• YOUR GOAL
Give the entries again exactly, every one of them.

Source records:

━━━━━━━━━━━━━━━━

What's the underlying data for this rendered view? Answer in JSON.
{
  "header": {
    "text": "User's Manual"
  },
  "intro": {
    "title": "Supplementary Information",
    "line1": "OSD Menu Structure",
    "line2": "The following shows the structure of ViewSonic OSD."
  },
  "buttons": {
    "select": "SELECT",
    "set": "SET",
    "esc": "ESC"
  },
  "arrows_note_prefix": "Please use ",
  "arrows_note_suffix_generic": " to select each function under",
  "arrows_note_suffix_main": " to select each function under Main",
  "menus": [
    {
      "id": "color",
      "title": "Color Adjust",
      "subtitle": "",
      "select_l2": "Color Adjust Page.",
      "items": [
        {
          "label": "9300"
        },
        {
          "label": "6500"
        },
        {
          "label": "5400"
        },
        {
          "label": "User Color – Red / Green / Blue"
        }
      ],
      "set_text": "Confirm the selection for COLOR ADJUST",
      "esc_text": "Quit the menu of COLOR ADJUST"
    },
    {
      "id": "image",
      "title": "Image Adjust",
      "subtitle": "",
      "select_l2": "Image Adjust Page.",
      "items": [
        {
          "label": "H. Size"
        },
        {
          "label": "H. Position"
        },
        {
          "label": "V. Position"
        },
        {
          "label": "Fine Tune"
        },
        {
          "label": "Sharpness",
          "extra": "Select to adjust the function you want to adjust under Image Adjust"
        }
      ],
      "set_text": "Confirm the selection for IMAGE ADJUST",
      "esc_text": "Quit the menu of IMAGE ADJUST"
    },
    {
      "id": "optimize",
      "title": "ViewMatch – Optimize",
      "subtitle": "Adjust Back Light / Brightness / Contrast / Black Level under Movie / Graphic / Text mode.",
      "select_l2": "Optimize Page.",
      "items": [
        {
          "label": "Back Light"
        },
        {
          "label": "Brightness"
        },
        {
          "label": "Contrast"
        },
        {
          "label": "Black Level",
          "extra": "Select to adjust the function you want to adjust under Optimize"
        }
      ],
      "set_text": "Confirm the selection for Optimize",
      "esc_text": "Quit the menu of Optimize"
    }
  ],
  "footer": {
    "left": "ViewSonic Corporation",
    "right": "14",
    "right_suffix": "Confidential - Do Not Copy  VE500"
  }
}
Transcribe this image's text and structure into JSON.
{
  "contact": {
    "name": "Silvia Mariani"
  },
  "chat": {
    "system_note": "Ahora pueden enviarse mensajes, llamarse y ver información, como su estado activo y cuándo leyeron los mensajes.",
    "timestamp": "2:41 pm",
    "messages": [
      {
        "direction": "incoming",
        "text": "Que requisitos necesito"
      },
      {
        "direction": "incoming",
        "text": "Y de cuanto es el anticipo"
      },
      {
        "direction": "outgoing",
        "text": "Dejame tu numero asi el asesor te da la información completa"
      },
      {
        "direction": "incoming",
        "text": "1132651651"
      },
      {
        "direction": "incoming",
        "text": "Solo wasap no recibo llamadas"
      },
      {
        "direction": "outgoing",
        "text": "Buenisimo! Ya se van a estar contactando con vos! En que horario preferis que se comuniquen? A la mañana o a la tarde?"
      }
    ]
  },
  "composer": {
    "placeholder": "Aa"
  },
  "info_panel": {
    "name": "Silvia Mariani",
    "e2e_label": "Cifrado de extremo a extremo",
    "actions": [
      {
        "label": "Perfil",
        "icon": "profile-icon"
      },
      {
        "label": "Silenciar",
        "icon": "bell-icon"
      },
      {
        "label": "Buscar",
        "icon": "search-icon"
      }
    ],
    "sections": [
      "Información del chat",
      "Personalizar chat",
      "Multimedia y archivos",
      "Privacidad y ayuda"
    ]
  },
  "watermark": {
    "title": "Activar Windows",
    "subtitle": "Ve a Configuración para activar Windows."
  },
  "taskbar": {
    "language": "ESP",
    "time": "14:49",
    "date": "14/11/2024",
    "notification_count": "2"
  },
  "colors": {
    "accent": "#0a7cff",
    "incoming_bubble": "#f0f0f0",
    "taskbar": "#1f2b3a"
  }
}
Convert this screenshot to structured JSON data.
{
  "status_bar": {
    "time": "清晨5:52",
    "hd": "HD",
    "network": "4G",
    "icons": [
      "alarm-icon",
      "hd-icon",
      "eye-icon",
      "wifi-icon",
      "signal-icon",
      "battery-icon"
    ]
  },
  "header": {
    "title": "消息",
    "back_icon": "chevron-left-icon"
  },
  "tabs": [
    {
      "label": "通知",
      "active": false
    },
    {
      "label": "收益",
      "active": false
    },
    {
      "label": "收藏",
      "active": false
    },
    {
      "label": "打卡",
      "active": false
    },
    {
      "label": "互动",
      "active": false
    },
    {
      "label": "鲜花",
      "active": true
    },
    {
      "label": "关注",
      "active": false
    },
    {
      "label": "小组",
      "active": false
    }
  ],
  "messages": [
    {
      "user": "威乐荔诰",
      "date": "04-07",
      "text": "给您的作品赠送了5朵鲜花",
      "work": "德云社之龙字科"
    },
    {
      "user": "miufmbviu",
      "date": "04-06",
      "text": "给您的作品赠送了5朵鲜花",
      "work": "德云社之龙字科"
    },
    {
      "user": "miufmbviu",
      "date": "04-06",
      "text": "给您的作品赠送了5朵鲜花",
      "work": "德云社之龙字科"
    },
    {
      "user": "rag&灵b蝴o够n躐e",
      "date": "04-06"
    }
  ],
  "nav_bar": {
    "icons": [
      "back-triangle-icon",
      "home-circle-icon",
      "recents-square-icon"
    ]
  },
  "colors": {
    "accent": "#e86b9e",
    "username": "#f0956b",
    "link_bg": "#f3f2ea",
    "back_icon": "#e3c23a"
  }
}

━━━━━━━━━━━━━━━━

• SOLUTION BELOW
What's the underlying data for this rendered view? Answer in JSON.
{
  "header": {
    "text": "User's Manual"
  },
  "intro": {
    "title": "Supplementary Information",
    "line1": "OSD Menu Structure",
    "line2": "The following shows the structure of ViewSonic OSD."
  },
  "buttons": {
    "select": "SELECT",
    "set": "SET",
    "esc": "ESC"
  },
  "arrows_note_prefix": "Please use ",
  "arrows_note_suffix_generic": " to select each function under",
  "arrows_note_suffix_main": " to select each function under Main",
  "menus": [
    {
      "id": "color",
      "title": "Color Adjust",
      "subtitle": "",
      "select_l2": "Color Adjust Page.",
      "items": [
        {
          "label": "9300"
        },
        {
          "label": "6500"
        },
        {
          "label": "5400"
        },
        {
          "label": "User Color – Red / Green / Blue"
        }
      ],
      "set_text": "Confirm the selection for COLOR ADJUST",
      "esc_text": "Quit the menu of COLOR ADJUST"
    },
    {
      "id": "image",
      "title": "Image Adjust",
      "subtitle": "",
      "select_l2": "Image Adjust Page.",
      "items": [
        {
          "label": "H. Size"
        },
        {
          "label": "H. Position"
        },
        {
          "label": "V. Position"
        },
        {
          "label": "Fine Tune"
        },
        {
          "label": "Sharpness",
          "extra": "Select to adjust the function you want to adjust under Image Adjust"
        }
      ],
      "set_text": "Confirm the selection for IMAGE ADJUST",
      "esc_text": "Quit the menu of IMAGE ADJUST"
    },
    {
      "id": "optimize",
      "title": "ViewMatch – Optimize",
      "subtitle": "Adjust Back Light / Brightness / Contrast / Black Level under Movie / Graphic / Text mode.",
      "select_l2": "Optimize Page.",
      "items": [
        {
          "label": "Back Light"
        },
        {
          "label": "Brightness"
        },
        {
          "label": "Contrast"
        },
        {
          "label": "Black Level",
          "extra": "Select to adjust the function you want to adjust under Optimize"
        }
      ],
      "set_text": "Confirm the selection for Optimize",
      "esc_text": "Quit the menu of Optimize"
    }
  ],
  "footer": {
    "left": "ViewSonic Corporation",
    "right": "14",
    "right_suffix": "Confidential - Do Not Copy  VE500"
  }
}
Transcribe this image's text and structure into JSON.
{
  "contact": {
    "name": "Silvia Mariani"
  },
  "chat": {
    "system_note": "Ahora pueden enviarse mensajes, llamarse y ver información, como su estado activo y cuándo leyeron los mensajes.",
    "timestamp": "2:41 pm",
    "messages": [
      {
        "direction": "incoming",
        "text": "Que requisitos necesito"
      },
      {
        "direction": "incoming",
        "text": "Y de cuanto es el anticipo"
      },
      {
        "direction": "outgoing",
        "text": "Dejame tu numero asi el asesor te da la información completa"
      },
      {
        "direction": "incoming",
        "text": "1132651651"
      },
      {
        "direction": "incoming",
        "text": "Solo wasap no recibo llamadas"
      },
      {
        "direction": "outgoing",
        "text": "Buenisimo! Ya se van a estar contactando con vos! En que horario preferis que se comuniquen? A la mañana o a la tarde?"
      }
    ]
  },
  "composer": {
    "placeholder": "Aa"
  },
  "info_panel": {
    "name": "Silvia Mariani",
    "e2e_label": "Cifrado de extremo a extremo",
    "actions": [
      {
        "label": "Perfil",
        "icon": "profile-icon"
      },
      {
        "label": "Silenciar",
        "icon": "bell-icon"
      },
      {
        "label": "Buscar",
        "icon": "search-icon"
      }
    ],
    "sections": [
      "Información del chat",
      "Personalizar chat",
      "Multimedia y archivos",
      "Privacidad y ayuda"
    ]
  },
  "watermark": {
    "title": "Activar Windows",
    "subtitle": "Ve a Configuración para activar Windows."
  },
  "taskbar": {
    "language": "ESP",
    "time": "14:49",
    "date": "14/11/2024",
    "notification_count": "2"
  },
  "colors": {
    "accent": "#0a7cff",
    "incoming_bubble": "#f0f0f0",
    "taskbar": "#1f2b3a"
  }
}
Convert this screenshot to structured JSON data.
{
  "status_bar": {
    "time": "清晨5:52",
    "hd": "HD",
    "network": "4G",
    "icons": [
      "alarm-icon",
      "hd-icon",
      "eye-icon",
      "wifi-icon",
      "signal-icon",
      "battery-icon"
    ]
  },
  "header": {
    "title": "消息",
    "back_icon": "chevron-left-icon"
  },
  "tabs": [
    {
      "label": "通知",
      "active": false
    },
    {
      "label": "收益",
      "active": false
    },
    {
      "label": "收藏",
      "active": false
    },
    {
      "label": "打卡",
      "active": false
    },
    {
      "label": "互动",
      "active": false
    },
    {
      "label": "鲜花",
      "active": true
    },
    {
      "label": "关注",
      "active": false
    },
    {
      "label": "小组",
      "active": false
    }
  ],
  "messages": [
    {
      "user": "威乐荔诰",
      "date": "04-07",
      "text": "给您的作品赠送了5朵鲜花",
      "work": "德云社之龙字科"
    },
    {
      "user": "miufmbviu",
      "date": "04-06",
      "text": "给您的作品赠送了5朵鲜花",
      "work": "德云社之龙字科"
    },
    {
      "user": "miufmbviu",
      "date": "04-06",
      "text": "给您的作品赠送了5朵鲜花",
      "work": "德云社之龙字科"
    },
    {
      "user": "rag&灵b蝴o够n躐e",
      "date": "04-06"
    }
  ],
  "nav_bar": {
    "icons": [
      "back-triangle-icon",
      "home-circle-icon",
      "recents-square-icon"
    ]
  },
  "colors": {
    "accent": "#e86b9e",
    "username": "#f0956b",
    "link_bg": "#f3f2ea",
    "back_icon": "#e3c23a"
  }
}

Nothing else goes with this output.